Yes, importing the American political correctness/woke/cancel culture will destroy France. How do I know this? Because it is already destroying the US. It fuels social division, and it distracts from the real problems, which tend to be economic and environmental. Much of the recent scholarship coming from the US, obsessed about race and gender, is completely useless and extremely ideological. It is no wonder that many of the most important books of global interest from recent years, such as Picketty’s Capital in the 21st Century, do not come from the US. US universities are not free environments of vigorous intellectual debate anymore, and the faculty lives under constant fear of uttering the wrong word or phrase, and of being canceled because of their ideas. If a child of mine decided to study social sciences or a humanities field, the US would the last place I would send them to. I’m glad France is standing up against this nonsense. It gives me hope.

The 2nd most upvoted comment has a similar take:

I am sorry to see this toxic ideology infect so many young people. It is not just the post-2016 NYT. Educators are raising our children to view their freedoms as selfish. It is increasingly found in the US public schools and as a NYC public school teacher, it has given me a complete change of heart on school choice policy and vouchers, even if it goes against my own self interest as a teacher. Equality has been replaced with equity, competition replaced with cooperative learning, merit replaced with racism, intellectual rigor replaced with lazy emotional judgements and assimilation replaced with cultural segregation. Please supervise your child’s school curriculum to ensure that it is free of this cultish indoctrination.

And the 3rd most upvoted:

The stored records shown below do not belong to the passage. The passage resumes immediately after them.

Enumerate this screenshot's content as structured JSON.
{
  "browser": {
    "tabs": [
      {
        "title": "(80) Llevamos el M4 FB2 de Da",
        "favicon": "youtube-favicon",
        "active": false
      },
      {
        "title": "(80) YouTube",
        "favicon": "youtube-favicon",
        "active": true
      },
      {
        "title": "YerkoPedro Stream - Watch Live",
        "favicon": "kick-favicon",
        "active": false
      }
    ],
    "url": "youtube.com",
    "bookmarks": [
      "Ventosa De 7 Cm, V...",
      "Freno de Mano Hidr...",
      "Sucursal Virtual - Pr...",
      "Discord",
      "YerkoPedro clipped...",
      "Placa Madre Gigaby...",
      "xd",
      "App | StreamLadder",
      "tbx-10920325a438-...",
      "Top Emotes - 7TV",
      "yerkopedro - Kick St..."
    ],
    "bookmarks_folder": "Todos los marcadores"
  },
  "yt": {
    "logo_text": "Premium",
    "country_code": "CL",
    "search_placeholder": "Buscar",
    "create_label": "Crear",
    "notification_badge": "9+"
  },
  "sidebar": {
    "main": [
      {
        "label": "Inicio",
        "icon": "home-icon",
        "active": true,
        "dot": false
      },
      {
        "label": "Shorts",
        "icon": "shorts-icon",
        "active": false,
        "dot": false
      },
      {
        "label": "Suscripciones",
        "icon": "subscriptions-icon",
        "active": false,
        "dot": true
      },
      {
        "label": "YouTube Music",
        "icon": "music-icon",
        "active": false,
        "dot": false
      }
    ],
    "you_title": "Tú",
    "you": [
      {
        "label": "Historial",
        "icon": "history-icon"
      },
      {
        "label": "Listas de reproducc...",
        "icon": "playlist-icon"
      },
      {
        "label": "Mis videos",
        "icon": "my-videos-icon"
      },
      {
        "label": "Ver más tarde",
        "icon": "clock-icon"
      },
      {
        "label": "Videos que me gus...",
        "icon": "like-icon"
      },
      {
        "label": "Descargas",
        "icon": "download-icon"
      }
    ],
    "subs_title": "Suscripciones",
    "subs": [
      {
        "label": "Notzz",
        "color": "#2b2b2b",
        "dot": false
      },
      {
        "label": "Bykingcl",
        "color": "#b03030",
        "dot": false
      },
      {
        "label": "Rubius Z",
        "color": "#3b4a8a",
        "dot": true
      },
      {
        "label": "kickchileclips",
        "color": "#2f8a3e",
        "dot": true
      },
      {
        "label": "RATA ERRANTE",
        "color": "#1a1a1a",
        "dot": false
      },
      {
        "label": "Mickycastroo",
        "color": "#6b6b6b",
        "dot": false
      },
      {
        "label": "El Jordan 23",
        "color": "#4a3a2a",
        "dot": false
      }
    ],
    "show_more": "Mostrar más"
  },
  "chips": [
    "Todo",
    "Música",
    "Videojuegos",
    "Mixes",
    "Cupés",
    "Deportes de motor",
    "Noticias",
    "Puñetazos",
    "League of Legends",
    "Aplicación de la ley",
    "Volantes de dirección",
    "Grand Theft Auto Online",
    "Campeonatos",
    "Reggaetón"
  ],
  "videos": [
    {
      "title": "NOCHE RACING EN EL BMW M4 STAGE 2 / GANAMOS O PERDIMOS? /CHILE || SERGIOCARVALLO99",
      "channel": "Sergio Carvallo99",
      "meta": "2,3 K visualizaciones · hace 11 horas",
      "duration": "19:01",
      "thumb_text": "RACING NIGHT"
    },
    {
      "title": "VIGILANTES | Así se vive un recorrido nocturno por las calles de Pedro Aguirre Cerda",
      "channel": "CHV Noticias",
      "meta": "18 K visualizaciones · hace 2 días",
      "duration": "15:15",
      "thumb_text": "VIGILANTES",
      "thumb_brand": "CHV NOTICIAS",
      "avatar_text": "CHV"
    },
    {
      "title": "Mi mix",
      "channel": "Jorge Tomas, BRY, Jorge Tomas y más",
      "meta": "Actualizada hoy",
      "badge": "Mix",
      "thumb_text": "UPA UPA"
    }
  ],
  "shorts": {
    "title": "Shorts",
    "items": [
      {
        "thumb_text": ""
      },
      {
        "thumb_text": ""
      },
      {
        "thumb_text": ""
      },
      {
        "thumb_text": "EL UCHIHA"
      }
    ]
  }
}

I attended university in the U.S. in the late 90’s and returned to school recently to complete a PhD program. What I found during my recent experience as a university student is that honest debate is no longer possible. Any opinion that deviates from the social justice warrior norm is scorned resulting in an atmosphere of censorship that is oppressive and stifling. I say this as an immigrant raised abroad by progressive academic parents. One professor got reported by a student for asking a question (politely in a non-offensive way) about her identity that was completely relevant to the class discussion. During one class discussion my cohort expressed outrage about the fact that someone asked me where I am from. Apparently this is a “micro aggression” even though I insisted (the supposed victim) that I was not offended by this. I explained that some of the most interesting conversations I’ve had since moving to the US started with this question. My daughter, who currently attends college, was considering majoring in English because she loves to write. One of her professors said that “good writing is a social construct” and most of the class time is spent on discussion. The pendulum has swung so far in the direction of left ideology that academia feels dictatorial. So much so that my original reason for pursuing a Phd -to teach- holds no appeal to me anymore.

I don’t know if France can prevent woke-ism from spreading on their own campuses, my guess is probably not, but they are right to at least try reject it. I wish we saw more of that here from academics.